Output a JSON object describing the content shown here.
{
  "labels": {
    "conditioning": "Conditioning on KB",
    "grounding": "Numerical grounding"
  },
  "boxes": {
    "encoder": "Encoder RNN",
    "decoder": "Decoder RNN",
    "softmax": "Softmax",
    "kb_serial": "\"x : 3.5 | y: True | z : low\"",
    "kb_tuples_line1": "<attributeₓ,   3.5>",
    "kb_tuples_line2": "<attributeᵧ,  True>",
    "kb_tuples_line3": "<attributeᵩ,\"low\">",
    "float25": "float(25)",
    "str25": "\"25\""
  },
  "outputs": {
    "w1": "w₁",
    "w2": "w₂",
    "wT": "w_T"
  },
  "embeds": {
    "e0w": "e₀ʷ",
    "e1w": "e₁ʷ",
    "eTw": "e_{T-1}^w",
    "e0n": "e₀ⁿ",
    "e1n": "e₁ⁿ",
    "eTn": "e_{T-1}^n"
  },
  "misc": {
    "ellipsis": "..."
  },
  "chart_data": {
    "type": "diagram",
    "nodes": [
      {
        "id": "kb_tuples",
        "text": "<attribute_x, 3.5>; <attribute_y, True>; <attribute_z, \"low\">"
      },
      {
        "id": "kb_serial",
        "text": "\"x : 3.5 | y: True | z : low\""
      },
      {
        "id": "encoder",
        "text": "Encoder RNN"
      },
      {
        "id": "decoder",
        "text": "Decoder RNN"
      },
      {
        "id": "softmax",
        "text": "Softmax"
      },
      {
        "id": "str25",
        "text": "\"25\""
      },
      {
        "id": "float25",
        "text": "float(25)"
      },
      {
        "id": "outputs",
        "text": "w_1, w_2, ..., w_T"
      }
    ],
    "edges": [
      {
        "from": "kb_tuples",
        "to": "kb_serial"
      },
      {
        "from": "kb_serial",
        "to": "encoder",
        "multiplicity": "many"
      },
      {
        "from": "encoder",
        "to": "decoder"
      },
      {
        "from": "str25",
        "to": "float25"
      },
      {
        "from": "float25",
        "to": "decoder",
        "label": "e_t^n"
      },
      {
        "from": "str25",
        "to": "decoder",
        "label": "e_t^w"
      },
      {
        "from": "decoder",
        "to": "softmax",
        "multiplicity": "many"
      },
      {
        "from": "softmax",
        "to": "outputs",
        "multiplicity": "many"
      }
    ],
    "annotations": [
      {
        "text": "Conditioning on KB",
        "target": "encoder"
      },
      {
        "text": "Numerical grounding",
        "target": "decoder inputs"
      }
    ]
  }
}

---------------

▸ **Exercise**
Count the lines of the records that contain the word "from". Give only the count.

▸ **Answer to this exercise**
8